Moroccan youth, accustomed to seeing previous generations taken care of by the government, are reluctant to enter into the uncertainty and discipline of the private sector. Although this is slowly changing, cultural factors often restrict a woman’s ability to find meaningful work and condition males to resist certain types of skilled jobs. This is particularly critical for university graduates where the 30% unemployment rate reflects not only a lack of white collar jobs but resistance to vocational/technical alternatives.
While Morocco does not have the resources of the Gulf countries to build and equip educational and training facilities, it has successfully recruiting tens of thousands of young people for manufacturing, services, industries, and technology jobs by promoting the benefits of skilled labor, how jobs can evolve into careers, and providing support for entrepreneurs. Yet the sheer numbers of youth, as evidenced in the focus of the panel on “scaling youth employment,” remain significant.
The Experts Search for Solutions

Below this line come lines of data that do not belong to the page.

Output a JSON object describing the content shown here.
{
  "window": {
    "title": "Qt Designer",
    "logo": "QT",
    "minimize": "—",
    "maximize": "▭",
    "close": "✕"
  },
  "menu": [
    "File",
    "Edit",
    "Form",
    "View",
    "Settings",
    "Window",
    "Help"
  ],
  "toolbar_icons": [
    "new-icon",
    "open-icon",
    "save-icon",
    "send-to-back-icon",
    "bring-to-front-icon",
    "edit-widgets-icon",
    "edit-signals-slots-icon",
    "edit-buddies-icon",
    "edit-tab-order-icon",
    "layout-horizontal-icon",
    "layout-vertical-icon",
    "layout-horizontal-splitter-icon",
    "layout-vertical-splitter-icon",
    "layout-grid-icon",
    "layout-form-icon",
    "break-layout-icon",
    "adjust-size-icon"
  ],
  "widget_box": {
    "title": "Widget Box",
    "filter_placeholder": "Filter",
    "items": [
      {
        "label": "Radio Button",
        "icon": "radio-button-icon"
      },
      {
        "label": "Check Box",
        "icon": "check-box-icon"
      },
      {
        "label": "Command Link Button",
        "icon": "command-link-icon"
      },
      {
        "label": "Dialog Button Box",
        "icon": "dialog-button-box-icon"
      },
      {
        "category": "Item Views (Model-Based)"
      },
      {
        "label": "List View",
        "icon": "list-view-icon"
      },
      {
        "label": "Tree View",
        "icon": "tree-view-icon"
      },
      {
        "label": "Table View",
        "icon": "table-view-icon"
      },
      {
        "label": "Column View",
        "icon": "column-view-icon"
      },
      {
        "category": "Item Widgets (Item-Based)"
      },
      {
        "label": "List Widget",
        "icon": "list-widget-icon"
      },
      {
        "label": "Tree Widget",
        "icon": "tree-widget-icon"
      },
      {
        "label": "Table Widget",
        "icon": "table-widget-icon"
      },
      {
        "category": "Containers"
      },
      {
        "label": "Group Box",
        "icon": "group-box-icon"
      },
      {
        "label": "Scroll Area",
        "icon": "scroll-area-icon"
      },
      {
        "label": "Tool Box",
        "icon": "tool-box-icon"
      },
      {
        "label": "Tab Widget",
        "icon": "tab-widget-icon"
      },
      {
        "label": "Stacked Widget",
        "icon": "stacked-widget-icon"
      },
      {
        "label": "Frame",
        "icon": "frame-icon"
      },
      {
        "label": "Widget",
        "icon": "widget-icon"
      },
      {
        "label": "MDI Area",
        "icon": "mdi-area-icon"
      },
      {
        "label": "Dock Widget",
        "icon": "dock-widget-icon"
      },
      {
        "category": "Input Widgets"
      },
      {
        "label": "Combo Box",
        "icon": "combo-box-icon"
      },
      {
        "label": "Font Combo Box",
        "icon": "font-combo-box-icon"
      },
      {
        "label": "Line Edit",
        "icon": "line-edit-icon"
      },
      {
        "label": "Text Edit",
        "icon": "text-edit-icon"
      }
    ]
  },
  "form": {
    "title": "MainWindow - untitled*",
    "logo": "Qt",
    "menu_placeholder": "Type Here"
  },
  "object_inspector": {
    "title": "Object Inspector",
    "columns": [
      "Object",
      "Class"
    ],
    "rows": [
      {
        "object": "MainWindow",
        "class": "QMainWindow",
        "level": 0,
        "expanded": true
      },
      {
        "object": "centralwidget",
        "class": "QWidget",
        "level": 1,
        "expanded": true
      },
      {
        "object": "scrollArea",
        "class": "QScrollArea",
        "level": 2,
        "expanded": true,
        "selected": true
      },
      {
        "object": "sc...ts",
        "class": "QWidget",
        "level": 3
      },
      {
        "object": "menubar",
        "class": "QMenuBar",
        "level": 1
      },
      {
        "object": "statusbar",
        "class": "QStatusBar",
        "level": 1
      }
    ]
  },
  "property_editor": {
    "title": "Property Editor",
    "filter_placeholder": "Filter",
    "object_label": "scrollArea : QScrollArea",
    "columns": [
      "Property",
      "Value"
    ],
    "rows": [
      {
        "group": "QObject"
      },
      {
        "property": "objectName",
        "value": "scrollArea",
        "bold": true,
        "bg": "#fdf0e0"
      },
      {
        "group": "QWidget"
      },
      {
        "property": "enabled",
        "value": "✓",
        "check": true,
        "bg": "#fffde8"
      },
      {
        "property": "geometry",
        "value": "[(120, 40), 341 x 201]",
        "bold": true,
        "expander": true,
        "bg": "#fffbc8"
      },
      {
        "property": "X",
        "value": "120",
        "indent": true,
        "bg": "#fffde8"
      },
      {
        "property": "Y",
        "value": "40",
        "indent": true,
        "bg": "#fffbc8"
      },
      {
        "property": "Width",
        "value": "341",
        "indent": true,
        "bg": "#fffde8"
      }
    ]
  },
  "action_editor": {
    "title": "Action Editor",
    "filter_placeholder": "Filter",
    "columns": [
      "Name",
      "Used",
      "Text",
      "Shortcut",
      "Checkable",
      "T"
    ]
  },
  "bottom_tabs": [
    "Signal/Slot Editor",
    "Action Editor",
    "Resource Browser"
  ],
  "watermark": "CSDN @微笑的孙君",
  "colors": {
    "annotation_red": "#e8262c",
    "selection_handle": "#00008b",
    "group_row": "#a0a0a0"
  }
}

Building on this point of demographic pressures, Jon Alterman pointed out that public sector employment is often a stability issue – a means of insuring citizens’ loyalty. When government jobs are no longer available, threats to stability rise and issues of tradeoffs in the short term between security (managing conflict and unrest among youth) and stability (distorting the national economy through excessive non-productive government employment) become paramount. Equally “challenging,” Alterman mentioned, is developing effective strategies for changing attitudes toward job preferences, from no-risk subsidized government jobs to greater reliance on private sector employment tied to local, national, and regional markets.
Mohammad AlMbaid related how, after extensive surveys, IYF decided that university graduates would be the focus of their initial programs in Palestine. They work with a majority of the universities in Palestine to provide “life-skills training” for graduates to enable them to acquire those soft skills necessary to survive and advance in today’s workforce. Early results show that graduates of their courses are employed at 2x the rate of others who did not have the course. IYF is expanding its programs to vocational schools and works with the Saudi government to implement similar programs in the Kingdom.
Zeenat Rahman noted that the US government, beginning with Secretary Clinton, became involved in global youth affairs reflecting from President Obama’s concern that young people in many countries had literally no relationship to the US due to political conditions. Both Secretaries Clinton and Kerry focused a great deal of effort on youth programs, sensing that this was an opportunity to engage youth beyond counter-radicalization efforts to enabling them to take control of their futures. A key selling point, she said, was learning to address these issues from the self-interests of the partner countries rather than US prescriptions.
The discussion that followed was quite robust as most of those present have experience in youth employment efforts and lent their well-honed perspectives on workable strategies. There was broad agreement on the importance of shifting attitudes among youth toward skills-centered jobs; emphasizing “in-trapreneurship” based on life-skills that enable youth to make the most of their employment choices; the need for both top-down policies and grassroots programs for long-term effectiveness; and the need for more holistic approaches in education to produce better qualified and focused youth.
No one left with a sense that the job was done. As Rahman pointed out, there have been numerous and thorough studies globally of the youth employment phenomenon. What is much more challenging is implementing solutions that are sustainable, scalable, and timely, supported by public-private partnerships. It is, after all, in their core interests to enable youth to believe in their futures.